Lengthy development time does carry immense benefits of course. Its craftsmanship reeks of the polish and care you would expect of Valve or Nintendo, the levels are impeccably designed from start to finish, and it has perfect “game feel”; that tactile sensation that you get from a confluence of spot on controls, “just right” physics, and charming, expressive animation. First and foremost, Fez is just a really fun game.
Yet this result – a highly polished, really fun experience – may have been expected. What wasn’t though was the fact that Phil Fish and Polytron decided to make a game that attempts to legitimately say something interesting. To attempt to make the player consider life, the universe, everything!
Obviously, I found this a worthy attempt, and I highly recommend that anyone who can play Fez do so to see for themselves.
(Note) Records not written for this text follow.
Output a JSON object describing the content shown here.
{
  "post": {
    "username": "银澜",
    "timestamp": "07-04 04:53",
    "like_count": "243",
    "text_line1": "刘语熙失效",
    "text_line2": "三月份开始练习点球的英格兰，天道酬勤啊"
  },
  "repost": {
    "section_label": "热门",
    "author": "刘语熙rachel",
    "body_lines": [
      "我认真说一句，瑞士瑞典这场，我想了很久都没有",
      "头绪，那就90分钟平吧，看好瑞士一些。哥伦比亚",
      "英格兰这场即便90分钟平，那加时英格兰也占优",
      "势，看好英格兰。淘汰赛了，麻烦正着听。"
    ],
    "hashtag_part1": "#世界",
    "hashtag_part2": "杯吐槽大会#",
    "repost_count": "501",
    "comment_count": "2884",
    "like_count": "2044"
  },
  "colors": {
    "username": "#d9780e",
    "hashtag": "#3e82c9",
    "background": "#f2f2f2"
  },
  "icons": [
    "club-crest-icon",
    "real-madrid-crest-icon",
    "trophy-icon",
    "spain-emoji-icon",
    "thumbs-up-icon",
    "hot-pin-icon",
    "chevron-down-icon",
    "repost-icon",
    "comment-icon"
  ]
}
Even if you don’t find an effective statement on perceptional awareness, or a natural progression of the ideas found in Flatland as I do, you’re still getting one hell of a good platformer. For cheap too – it’s only ten bucks at full price!
Changing an audience’s perspective is the ultimate victory of an artist, but it’s also a rare one, especially in gaming. Really, the unfortunate truth is that while many games are certainly engaging, few try to challenge the player on the fundamental levels of perception or consciousness. Few try to mean anything.
Fez tries. It tries very hard to be a game worthy of having a big idea, of the wait, and of your consideration. I think it succeeds beyond Polytron’s wildest dreams. For in Fez, I find not only a game worth playing for the experience, but an experience that proves games are worth playing.
As one of the unfortunate few born with three first names, Adam endured years of taunting on the mean streets of Los Angeles in order to become the cynical malcontent he is today. A gamer since the age of four, he has attempted to remain diverse in his awareness of the arts, and remain active in current theater, film, literary and musical trends when not otherwise writing or acting himself. He now offers his knowledge in these areas up to the “California Literary Review,” who still haven’t decided what exactly they want to do with him yet. He prefers to be disagreed with in a traditional “Missile Command” high score contest, and can be challenged this way via his Xbox LIVE Gamertag of AtomGone, and if you want to “follow” him on twitter, look for Adam Robert Thomas